WHAT TO WORK ON: Each record, word for word and stripped of pictures, is what the answer should contain.

DATASET EXTRACT:

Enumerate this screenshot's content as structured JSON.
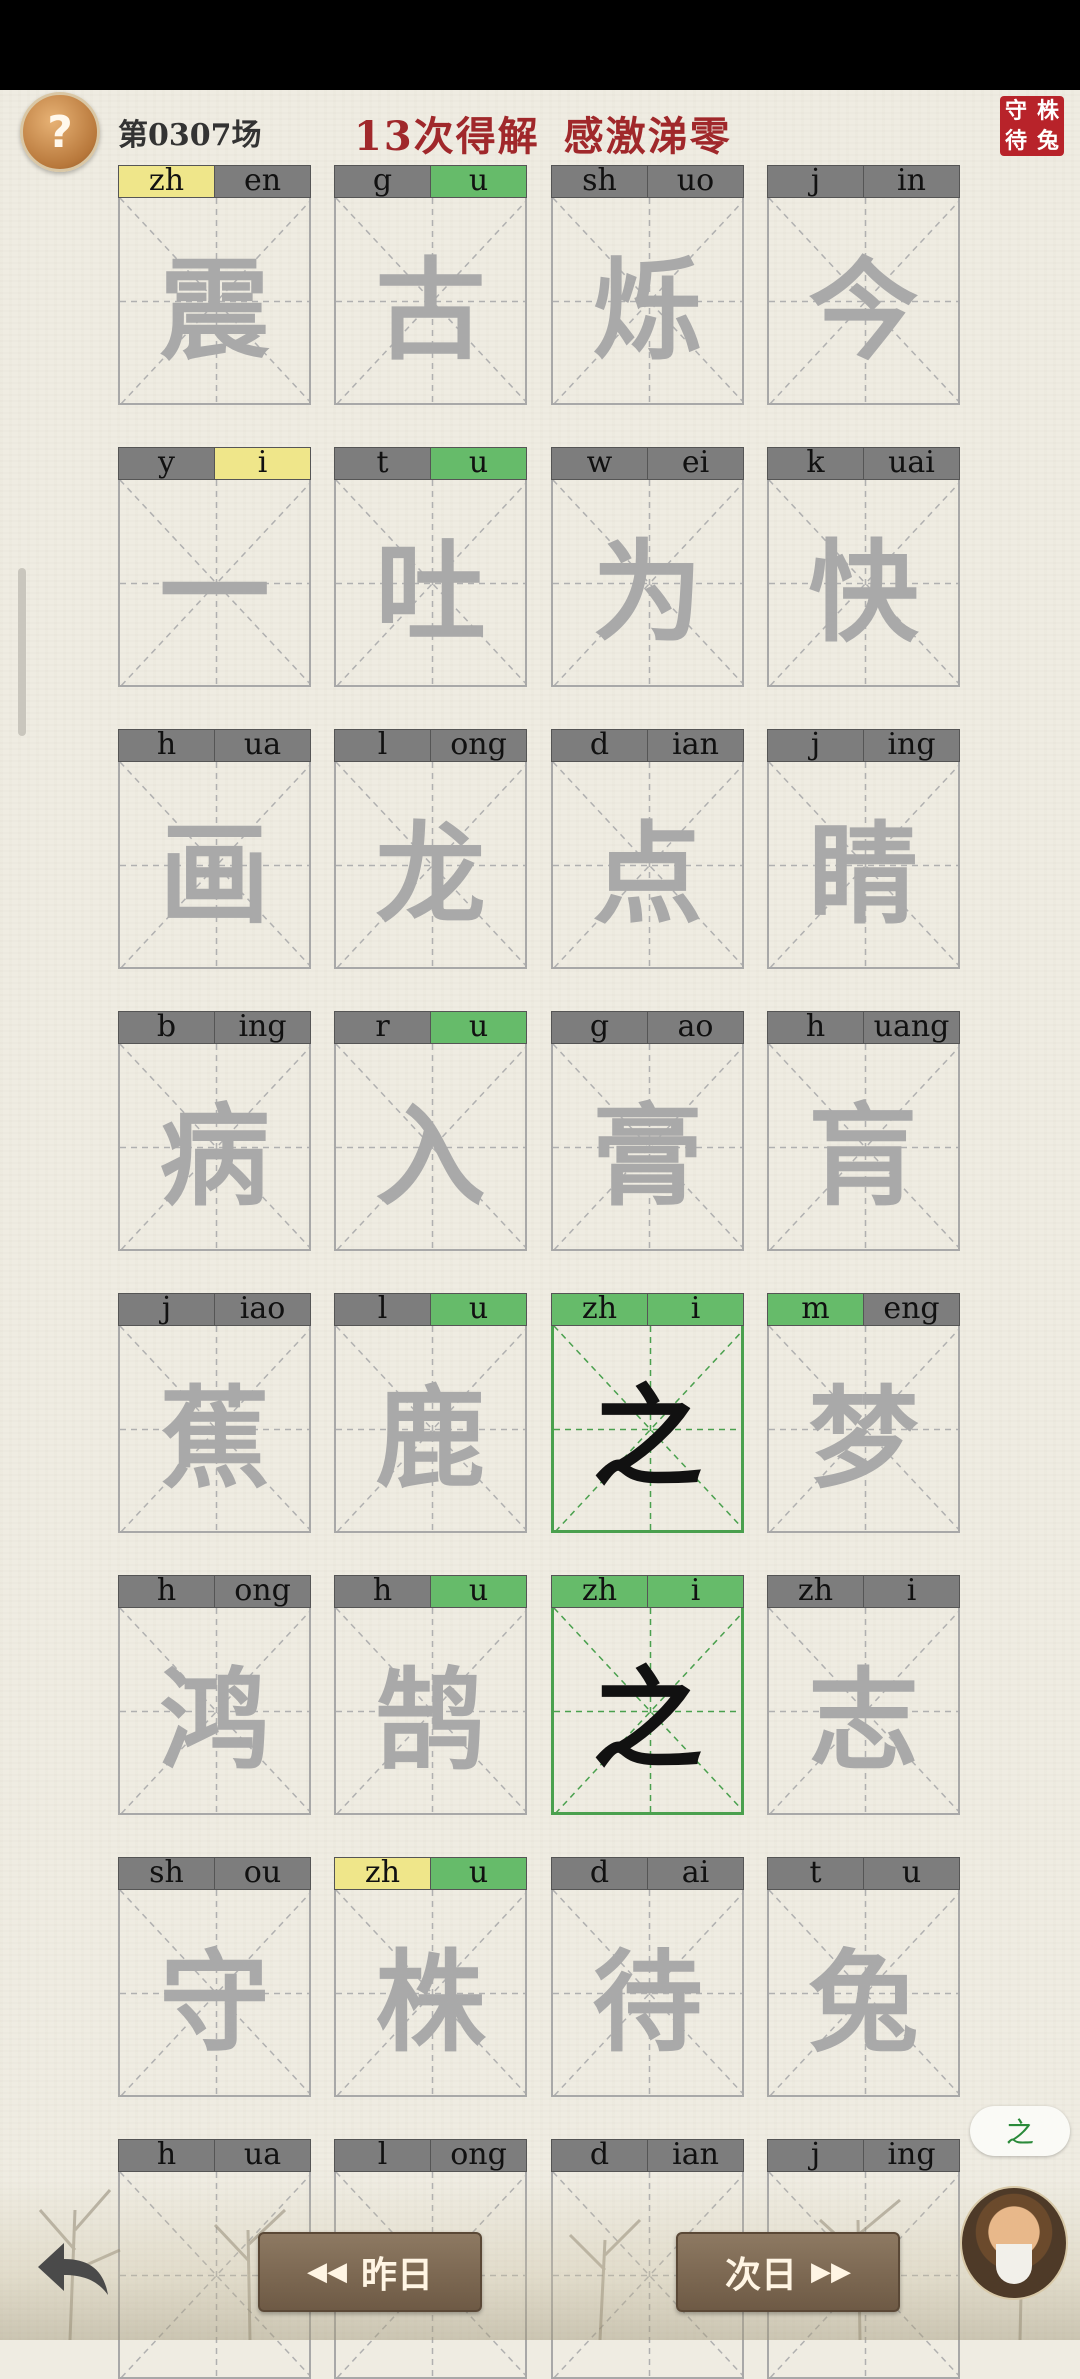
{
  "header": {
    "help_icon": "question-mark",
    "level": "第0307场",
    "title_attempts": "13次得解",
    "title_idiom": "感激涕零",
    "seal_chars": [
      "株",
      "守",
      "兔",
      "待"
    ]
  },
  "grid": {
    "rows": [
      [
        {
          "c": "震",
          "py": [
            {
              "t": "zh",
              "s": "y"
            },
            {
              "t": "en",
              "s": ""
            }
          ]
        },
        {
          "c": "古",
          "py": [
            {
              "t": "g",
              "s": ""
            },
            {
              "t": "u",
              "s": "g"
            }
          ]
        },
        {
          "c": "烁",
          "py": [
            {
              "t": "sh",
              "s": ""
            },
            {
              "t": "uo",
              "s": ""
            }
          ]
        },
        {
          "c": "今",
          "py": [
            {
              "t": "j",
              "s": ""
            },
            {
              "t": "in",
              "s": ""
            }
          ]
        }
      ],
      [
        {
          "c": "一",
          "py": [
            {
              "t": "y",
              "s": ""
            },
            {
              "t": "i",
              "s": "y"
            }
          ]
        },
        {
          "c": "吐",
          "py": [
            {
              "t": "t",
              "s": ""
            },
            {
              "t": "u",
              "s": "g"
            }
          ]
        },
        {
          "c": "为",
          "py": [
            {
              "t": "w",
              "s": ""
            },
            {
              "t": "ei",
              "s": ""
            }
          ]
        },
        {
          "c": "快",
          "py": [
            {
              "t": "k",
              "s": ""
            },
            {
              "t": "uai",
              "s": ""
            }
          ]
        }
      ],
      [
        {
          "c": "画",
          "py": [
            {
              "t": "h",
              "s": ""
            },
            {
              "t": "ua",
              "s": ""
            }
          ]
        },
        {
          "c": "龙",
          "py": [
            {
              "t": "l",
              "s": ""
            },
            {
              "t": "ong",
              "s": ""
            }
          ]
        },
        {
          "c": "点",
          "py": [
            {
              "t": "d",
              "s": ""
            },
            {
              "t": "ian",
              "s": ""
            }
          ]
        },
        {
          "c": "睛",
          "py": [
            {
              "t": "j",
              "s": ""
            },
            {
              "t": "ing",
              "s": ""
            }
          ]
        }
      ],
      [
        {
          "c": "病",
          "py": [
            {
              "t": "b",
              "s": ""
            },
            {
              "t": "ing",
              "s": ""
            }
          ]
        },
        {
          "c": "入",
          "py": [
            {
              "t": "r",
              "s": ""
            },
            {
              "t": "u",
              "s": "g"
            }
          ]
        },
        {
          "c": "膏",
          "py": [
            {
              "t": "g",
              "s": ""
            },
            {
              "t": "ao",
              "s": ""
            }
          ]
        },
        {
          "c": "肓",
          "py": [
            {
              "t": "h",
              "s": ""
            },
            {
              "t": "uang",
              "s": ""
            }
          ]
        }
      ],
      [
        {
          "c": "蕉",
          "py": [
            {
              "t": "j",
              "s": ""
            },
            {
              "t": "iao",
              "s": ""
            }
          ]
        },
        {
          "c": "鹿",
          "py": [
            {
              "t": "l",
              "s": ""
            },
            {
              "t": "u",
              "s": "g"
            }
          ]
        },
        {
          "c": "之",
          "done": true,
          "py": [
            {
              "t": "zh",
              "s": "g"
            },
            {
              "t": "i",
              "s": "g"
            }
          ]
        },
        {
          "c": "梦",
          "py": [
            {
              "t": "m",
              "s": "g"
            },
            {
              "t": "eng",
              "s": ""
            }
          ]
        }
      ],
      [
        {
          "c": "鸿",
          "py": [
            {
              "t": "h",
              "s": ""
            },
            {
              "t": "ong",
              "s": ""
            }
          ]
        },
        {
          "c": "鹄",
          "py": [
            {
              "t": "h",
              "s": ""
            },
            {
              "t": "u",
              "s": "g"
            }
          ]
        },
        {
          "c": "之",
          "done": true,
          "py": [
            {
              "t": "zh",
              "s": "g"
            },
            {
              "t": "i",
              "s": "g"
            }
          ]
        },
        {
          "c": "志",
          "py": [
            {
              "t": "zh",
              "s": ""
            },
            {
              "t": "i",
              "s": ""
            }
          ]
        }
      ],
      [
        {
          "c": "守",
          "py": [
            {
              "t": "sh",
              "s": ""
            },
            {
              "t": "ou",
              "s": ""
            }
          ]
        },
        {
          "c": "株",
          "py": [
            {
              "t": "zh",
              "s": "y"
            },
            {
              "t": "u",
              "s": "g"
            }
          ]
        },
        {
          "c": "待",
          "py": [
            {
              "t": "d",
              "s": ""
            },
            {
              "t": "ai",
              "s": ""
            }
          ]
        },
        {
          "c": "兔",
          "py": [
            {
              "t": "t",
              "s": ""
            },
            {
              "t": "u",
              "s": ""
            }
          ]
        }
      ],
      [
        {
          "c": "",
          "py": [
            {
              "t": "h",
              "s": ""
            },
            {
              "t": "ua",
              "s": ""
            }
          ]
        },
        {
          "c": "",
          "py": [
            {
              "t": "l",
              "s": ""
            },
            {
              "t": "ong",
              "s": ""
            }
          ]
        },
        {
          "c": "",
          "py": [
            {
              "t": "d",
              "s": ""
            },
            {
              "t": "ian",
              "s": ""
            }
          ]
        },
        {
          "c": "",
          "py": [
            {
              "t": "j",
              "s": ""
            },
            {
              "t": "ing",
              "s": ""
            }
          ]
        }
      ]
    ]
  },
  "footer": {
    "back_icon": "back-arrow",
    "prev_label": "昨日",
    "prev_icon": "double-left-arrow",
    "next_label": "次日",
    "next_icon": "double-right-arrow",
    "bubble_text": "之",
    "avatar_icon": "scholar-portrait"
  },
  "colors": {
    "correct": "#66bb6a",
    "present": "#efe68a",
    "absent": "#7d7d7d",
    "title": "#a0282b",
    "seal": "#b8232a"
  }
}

YOUR SOLUTION:
Enumerate this screenshot's content as structured JSON.
{
  "header": {
    "help_icon": "question-mark",
    "level": "第0307场",
    "title_attempts": "13次得解",
    "title_idiom": "感激涕零",
    "seal_chars": [
      "株",
      "守",
      "兔",
      "待"
    ]
  },
  "grid": {
    "rows": [
      [
        {
          "c": "震",
          "py": [
            {
              "t": "zh",
              "s": "y"
            },
            {
              "t": "en",
              "s": ""
            }
          ]
        },
        {
          "c": "古",
          "py": [
            {
              "t": "g",
              "s": ""
            },
            {
              "t": "u",
              "s": "g"
            }
          ]
        },
        {
          "c": "烁",
          "py": [
            {
              "t": "sh",
              "s": ""
            },
            {
              "t": "uo",
              "s": ""
            }
          ]
        },
        {
          "c": "今",
          "py": [
            {
              "t": "j",
              "s": ""
            },
            {
              "t": "in",
              "s": ""
            }
          ]
        }
      ],
      [
        {
          "c": "一",
          "py": [
            {
              "t": "y",
              "s": ""
            },
            {
              "t": "i",
              "s": "y"
            }
          ]
        },
        {
          "c": "吐",
          "py": [
            {
              "t": "t",
              "s": ""
            },
            {
              "t": "u",
              "s": "g"
            }
          ]
        },
        {
          "c": "为",
          "py": [
            {
              "t": "w",
              "s": ""
            },
            {
              "t": "ei",
              "s": ""
            }
          ]
        },
        {
          "c": "快",
          "py": [
            {
              "t": "k",
              "s": ""
            },
            {
              "t": "uai",
              "s": ""
            }
          ]
        }
      ],
      [
        {
          "c": "画",
          "py": [
            {
              "t": "h",
              "s": ""
            },
            {
              "t": "ua",
              "s": ""
            }
          ]
        },
        {
          "c": "龙",
          "py": [
            {
              "t": "l",
              "s": ""
            },
            {
              "t": "ong",
              "s": ""
            }
          ]
        },
        {
          "c": "点",
          "py": [
            {
              "t": "d",
              "s": ""
            },
            {
              "t": "ian",
              "s": ""
            }
          ]
        },
        {
          "c": "睛",
          "py": [
            {
              "t": "j",
              "s": ""
            },
            {
              "t": "ing",
              "s": ""
            }
          ]
        }
      ],
      [
        {
          "c": "病",
          "py": [
            {
              "t": "b",
              "s": ""
            },
            {
              "t": "ing",
              "s": ""
            }
          ]
        },
        {
          "c": "入",
          "py": [
            {
              "t": "r",
              "s": ""
            },
            {
              "t": "u",
              "s": "g"
            }
          ]
        },
        {
          "c": "膏",
          "py": [
            {
              "t": "g",
              "s": ""
            },
            {
              "t": "ao",
              "s": ""
            }
          ]
        },
        {
          "c": "肓",
          "py": [
            {
              "t": "h",
              "s": ""
            },
            {
              "t": "uang",
              "s": ""
            }
          ]
        }
      ],
      [
        {
          "c": "蕉",
          "py": [
            {
              "t": "j",
              "s": ""
            },
            {
              "t": "iao",
              "s": ""
            }
          ]
        },
        {
          "c": "鹿",
          "py": [
            {
              "t": "l",
              "s": ""
            },
            {
              "t": "u",
              "s": "g"
            }
          ]
        },
        {
          "c": "之",
          "done": true,
          "py": [
            {
              "t": "zh",
              "s": "g"
            },
            {
              "t": "i",
              "s": "g"
            }
          ]
        },
        {
          "c": "梦",
          "py": [
            {
              "t": "m",
              "s": "g"
            },
            {
              "t": "eng",
              "s": ""
            }
          ]
        }
      ],
      [
        {
          "c": "鸿",
          "py": [
            {
              "t": "h",
              "s": ""
            },
            {
              "t": "ong",
              "s": ""
            }
          ]
        },
        {
          "c": "鹄",
          "py": [
            {
              "t": "h",
              "s": ""
            },
            {
              "t": "u",
              "s": "g"
            }
          ]
        },
        {
          "c": "之",
          "done": true,
          "py": [
            {
              "t": "zh",
              "s": "g"
            },
            {
              "t": "i",
              "s": "g"
            }
          ]
        },
        {
          "c": "志",
          "py": [
            {
              "t": "zh",
              "s": ""
            },
            {
              "t": "i",
              "s": ""
            }
          ]
        }
      ],
      [
        {
          "c": "守",
          "py": [
            {
              "t": "sh",
              "s": ""
            },
            {
              "t": "ou",
              "s": ""
            }
          ]
        },
        {
          "c": "株",
          "py": [
            {
              "t": "zh",
              "s": "y"
            },
            {
              "t": "u",
              "s": "g"
            }
          ]
        },
        {
          "c": "待",
          "py": [
            {
              "t": "d",
              "s": ""
            },
            {
              "t": "ai",
              "s": ""
            }
          ]
        },
        {
          "c": "兔",
          "py": [
            {
              "t": "t",
              "s": ""
            },
            {
              "t": "u",
              "s": ""
            }
          ]
        }
      ],
      [
        {
          "c": "",
          "py": [
            {
              "t": "h",
              "s": ""
            },
            {
              "t": "ua",
              "s": ""
            }
          ]
        },
        {
          "c": "",
          "py": [
            {
              "t": "l",
              "s": ""
            },
            {
              "t": "ong",
              "s": ""
            }
          ]
        },
        {
          "c": "",
          "py": [
            {
              "t": "d",
              "s": ""
            },
            {
              "t": "ian",
              "s": ""
            }
          ]
        },
        {
          "c": "",
          "py": [
            {
              "t": "j",
              "s": ""
            },
            {
              "t": "ing",
              "s": ""
            }
          ]
        }
      ]
    ]
  },
  "footer": {
    "back_icon": "back-arrow",
    "prev_label": "昨日",
    "prev_icon": "double-left-arrow",
    "next_label": "次日",
    "next_icon": "double-right-arrow",
    "bubble_text": "之",
    "avatar_icon": "scholar-portrait"
  },
  "colors": {
    "correct": "#66bb6a",
    "present": "#efe68a",
    "absent": "#7d7d7d",
    "title": "#a0282b",
    "seal": "#b8232a"
  }
}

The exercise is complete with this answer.